Guests of the Sheik: An Ethnography of an Iraqi Village
1. You are Fatima, a middle-aged, middle-class woman in El Nahra, Iraq in 1954. You have met an American woman for the first time in your life, and have come to know her pretty well. But you just cannot understand how she can be happy living according to the American customs she has described to you. Construct Fatima’s argument for why the customs of Iraq, especially as they relate to gender roles and gender relationships, are vastly superior to those of the United States.
It is difficult for Fatima to comprehend the American way of living especially from a woman’s perspective. She sincerely believes that her way is better. For an Arabic woman, particularly in the rural Iraq in 1950’s, marriage is the only goal and …show more content…
Explain some of the NONRELIGIOUS reasons that veiling and seclusion of women could develop in the area. Why did veiling and seclusion NOT develop among the (precontact) Kung? NOTE: climate is not an issue (it gets to be l20 degrees in El Nahra in the summer); property and subsistence are.

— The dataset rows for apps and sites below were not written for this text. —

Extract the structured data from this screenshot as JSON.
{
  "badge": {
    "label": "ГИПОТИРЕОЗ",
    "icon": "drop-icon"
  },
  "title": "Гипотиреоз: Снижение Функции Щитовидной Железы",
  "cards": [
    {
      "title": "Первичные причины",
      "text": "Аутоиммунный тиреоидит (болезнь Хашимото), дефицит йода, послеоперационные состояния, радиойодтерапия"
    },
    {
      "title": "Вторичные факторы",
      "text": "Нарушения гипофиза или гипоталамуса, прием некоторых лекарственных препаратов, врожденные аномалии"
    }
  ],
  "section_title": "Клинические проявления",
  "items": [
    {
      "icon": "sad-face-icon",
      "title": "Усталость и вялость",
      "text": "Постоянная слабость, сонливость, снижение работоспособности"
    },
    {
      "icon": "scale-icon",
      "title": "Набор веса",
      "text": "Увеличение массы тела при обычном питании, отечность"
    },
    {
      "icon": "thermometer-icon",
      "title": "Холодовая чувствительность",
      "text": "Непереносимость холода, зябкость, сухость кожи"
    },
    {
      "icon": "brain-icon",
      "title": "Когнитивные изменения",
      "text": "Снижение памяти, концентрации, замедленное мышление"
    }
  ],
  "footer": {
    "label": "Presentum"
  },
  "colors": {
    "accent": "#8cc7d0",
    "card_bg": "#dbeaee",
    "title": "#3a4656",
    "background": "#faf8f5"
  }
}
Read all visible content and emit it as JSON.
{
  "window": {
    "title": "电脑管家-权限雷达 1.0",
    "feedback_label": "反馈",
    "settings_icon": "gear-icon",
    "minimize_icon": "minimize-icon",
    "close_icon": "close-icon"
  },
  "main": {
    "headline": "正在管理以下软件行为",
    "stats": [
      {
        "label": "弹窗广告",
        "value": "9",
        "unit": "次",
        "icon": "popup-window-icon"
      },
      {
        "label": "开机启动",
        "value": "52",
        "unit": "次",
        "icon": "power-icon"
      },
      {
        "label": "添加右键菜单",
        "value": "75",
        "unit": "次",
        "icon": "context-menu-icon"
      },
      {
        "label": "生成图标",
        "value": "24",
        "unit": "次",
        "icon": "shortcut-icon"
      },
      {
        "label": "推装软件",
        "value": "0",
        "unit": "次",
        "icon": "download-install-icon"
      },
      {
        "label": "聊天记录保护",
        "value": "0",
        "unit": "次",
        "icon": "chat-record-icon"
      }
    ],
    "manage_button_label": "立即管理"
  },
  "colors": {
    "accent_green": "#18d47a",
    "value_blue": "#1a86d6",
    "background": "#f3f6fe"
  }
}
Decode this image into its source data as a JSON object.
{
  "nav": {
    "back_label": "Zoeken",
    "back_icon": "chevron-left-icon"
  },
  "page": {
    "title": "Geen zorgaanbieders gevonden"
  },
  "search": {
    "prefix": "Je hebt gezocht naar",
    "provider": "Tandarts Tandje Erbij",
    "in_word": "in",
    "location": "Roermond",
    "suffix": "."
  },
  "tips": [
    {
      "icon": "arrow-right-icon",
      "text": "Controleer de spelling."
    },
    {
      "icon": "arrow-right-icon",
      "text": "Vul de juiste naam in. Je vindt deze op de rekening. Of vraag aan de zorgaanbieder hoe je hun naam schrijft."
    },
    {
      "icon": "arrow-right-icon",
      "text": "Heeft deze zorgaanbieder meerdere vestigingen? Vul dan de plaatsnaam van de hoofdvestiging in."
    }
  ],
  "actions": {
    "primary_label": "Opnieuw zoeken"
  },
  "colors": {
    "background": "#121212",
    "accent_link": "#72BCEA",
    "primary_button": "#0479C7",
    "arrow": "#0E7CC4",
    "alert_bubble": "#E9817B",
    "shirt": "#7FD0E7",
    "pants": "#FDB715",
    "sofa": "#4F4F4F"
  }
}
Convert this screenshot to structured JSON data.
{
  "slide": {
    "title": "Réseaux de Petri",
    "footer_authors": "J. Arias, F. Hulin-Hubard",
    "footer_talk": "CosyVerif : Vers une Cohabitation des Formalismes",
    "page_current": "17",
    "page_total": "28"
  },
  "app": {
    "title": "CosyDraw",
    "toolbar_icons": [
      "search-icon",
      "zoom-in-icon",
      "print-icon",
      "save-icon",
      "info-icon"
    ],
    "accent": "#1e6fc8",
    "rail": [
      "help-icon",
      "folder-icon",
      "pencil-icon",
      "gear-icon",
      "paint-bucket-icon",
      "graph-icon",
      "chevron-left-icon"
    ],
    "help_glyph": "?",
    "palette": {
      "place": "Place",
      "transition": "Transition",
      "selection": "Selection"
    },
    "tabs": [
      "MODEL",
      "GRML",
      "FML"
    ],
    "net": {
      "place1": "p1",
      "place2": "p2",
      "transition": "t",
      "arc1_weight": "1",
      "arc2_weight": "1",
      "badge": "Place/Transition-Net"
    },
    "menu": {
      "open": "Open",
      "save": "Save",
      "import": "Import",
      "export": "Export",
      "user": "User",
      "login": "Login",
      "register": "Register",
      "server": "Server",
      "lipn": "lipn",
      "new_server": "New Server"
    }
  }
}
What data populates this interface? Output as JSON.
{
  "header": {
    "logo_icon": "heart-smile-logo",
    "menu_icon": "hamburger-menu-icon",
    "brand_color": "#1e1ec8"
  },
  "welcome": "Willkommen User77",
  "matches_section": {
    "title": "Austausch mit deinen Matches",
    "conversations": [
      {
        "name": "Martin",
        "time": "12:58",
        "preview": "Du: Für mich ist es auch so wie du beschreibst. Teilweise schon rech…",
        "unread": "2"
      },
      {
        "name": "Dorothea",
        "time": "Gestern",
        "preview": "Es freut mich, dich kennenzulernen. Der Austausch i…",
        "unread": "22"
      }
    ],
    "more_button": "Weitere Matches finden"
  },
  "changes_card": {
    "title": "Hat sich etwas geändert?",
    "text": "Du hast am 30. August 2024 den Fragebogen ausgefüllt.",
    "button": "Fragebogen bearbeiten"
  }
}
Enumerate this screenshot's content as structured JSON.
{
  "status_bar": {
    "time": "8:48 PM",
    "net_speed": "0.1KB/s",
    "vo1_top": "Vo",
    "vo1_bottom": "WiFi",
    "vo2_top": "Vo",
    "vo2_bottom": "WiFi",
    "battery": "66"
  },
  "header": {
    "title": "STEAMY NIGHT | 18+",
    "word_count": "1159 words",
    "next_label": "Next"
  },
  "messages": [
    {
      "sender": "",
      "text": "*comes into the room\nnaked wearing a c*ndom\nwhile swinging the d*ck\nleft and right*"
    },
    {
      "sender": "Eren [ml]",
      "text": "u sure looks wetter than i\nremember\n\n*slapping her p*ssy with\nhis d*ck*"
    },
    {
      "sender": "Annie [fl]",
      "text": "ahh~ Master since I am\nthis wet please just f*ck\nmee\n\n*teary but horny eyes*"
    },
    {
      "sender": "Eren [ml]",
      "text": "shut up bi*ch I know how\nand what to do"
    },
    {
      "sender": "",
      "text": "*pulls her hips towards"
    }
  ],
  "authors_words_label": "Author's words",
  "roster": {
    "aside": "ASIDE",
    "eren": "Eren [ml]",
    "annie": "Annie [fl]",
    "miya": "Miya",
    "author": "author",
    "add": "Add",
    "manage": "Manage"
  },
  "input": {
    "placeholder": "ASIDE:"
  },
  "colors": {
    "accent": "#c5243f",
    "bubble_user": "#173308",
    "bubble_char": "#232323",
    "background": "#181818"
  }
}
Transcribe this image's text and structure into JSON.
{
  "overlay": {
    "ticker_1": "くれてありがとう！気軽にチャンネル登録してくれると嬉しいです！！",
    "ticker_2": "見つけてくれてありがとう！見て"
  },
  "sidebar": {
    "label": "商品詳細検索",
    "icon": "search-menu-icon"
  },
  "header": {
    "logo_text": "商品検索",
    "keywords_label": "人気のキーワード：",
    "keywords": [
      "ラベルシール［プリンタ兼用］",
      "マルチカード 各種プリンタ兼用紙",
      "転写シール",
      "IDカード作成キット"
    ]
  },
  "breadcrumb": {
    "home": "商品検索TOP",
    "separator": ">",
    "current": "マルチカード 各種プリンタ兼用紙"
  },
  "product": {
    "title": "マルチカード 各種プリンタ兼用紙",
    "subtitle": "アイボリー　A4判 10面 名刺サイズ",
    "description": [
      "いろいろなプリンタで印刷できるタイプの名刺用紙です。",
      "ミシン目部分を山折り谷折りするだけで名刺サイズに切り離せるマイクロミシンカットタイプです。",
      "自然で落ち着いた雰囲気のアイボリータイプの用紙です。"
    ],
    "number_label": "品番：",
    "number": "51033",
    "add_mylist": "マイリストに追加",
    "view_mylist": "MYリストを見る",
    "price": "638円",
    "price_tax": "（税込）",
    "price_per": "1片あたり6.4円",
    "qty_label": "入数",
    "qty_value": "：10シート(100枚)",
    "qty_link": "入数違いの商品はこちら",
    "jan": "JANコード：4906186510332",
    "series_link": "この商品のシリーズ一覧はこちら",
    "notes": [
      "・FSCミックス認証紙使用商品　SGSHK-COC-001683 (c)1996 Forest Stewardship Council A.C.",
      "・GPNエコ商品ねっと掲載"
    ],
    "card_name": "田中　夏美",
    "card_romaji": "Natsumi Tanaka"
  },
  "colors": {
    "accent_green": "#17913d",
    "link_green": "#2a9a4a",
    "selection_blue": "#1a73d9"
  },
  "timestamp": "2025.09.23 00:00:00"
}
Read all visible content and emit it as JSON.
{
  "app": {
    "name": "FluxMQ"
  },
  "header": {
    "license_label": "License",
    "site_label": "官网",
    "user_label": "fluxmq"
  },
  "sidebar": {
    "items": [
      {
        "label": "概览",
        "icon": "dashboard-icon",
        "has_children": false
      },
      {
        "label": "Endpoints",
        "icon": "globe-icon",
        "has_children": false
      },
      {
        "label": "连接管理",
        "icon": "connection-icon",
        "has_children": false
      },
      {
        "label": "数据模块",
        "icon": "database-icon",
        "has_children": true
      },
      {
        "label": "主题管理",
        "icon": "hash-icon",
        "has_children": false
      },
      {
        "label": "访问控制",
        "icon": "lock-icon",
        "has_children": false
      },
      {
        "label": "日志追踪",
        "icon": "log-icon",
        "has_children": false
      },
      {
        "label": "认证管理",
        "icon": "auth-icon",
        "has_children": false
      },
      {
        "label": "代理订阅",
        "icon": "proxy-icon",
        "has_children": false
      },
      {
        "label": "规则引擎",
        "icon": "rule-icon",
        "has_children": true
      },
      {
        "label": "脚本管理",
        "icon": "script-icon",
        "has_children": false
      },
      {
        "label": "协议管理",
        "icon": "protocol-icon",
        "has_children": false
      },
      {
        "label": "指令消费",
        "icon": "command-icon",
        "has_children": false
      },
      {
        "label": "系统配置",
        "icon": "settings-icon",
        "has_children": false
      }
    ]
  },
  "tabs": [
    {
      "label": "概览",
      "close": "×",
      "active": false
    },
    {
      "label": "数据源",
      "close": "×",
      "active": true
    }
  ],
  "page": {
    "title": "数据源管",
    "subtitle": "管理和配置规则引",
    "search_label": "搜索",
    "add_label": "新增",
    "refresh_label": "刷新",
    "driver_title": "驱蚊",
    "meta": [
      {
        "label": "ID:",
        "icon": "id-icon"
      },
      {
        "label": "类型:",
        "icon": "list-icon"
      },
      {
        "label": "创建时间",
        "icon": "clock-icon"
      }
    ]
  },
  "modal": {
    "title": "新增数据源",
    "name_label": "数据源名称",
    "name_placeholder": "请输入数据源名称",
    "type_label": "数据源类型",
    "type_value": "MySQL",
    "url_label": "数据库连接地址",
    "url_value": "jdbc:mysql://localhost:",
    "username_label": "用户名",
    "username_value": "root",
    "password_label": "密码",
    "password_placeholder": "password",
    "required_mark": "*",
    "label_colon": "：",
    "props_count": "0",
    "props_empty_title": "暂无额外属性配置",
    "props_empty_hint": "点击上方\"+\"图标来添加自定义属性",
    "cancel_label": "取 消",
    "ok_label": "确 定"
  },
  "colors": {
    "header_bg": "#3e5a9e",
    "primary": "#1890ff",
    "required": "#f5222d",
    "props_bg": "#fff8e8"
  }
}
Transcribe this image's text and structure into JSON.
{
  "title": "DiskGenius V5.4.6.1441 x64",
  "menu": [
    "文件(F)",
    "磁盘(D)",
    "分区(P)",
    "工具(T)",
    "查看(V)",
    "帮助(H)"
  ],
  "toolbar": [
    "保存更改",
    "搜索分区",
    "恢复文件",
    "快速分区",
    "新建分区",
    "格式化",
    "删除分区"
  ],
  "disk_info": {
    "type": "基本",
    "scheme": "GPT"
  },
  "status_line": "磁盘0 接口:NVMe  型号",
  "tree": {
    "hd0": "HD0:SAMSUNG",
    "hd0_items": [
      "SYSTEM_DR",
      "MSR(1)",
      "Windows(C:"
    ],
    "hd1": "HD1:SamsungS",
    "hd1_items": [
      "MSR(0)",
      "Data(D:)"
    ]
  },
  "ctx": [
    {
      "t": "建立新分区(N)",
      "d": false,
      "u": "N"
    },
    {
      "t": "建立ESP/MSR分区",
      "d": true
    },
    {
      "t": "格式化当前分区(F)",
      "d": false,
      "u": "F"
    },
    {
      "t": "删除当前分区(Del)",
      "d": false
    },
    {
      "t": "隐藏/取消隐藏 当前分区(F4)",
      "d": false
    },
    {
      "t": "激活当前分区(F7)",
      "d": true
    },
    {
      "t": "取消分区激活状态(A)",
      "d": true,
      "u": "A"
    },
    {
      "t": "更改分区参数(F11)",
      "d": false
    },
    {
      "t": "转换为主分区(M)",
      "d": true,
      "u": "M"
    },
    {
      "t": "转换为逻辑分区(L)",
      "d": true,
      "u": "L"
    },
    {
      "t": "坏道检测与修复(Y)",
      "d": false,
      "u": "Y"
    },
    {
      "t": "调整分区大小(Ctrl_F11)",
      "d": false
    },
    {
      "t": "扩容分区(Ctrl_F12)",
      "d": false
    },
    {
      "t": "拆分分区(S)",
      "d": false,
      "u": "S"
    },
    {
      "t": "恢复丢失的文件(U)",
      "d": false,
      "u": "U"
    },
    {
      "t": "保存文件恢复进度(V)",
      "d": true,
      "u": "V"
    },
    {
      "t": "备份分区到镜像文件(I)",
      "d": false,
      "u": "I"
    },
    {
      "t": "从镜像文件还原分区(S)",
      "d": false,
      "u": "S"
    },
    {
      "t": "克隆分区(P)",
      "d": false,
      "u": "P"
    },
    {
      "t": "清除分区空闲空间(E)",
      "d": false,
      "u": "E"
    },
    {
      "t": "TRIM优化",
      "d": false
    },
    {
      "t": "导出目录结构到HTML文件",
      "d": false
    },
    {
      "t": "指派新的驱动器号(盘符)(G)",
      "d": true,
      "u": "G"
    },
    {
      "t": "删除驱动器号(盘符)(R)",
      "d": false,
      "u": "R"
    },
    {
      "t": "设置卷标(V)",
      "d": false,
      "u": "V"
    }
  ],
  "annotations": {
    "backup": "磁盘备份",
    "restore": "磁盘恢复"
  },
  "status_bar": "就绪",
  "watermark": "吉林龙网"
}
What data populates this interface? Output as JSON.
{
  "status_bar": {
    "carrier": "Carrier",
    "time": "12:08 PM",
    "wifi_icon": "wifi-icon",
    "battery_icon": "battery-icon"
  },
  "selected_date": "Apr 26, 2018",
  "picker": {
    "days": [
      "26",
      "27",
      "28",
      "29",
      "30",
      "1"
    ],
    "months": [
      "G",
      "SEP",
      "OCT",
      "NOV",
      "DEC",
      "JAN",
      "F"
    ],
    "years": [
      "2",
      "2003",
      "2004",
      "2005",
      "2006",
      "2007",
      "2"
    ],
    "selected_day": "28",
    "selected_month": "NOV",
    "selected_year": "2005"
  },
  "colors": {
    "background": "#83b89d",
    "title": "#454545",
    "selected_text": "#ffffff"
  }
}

As we learn from the book, El Nahra is predominantly an agricultural society. Most of the fellahin work on the tribal lands (at least until the soil started becoming salinized). And agriculture is predominantly male labor. Men toil in the fields while women cook, clean and grow children at home. This is quite the opposite from the Kung society where women are responsible for almost 70% of the subsistence by collecting and gathering. First of all, Kung women enjoy relative freedom in planning their trips. Second, they are the only ones responsible for distribution of what they have collected. This makes them more or less equal to men. And it will be almost impossible to gather food while wearing a veil or abaya which has no hooks or buttons and has to be held in place by hands, elbows or even a chin. On the other hand, women of El Nahra are most of the time completely depended on their men for sustenance. They spend almost all of their time inside their houses, waiting for their husbands to come home while taking care of the household.
Another reason would be the presence of property ownership. Most Kung can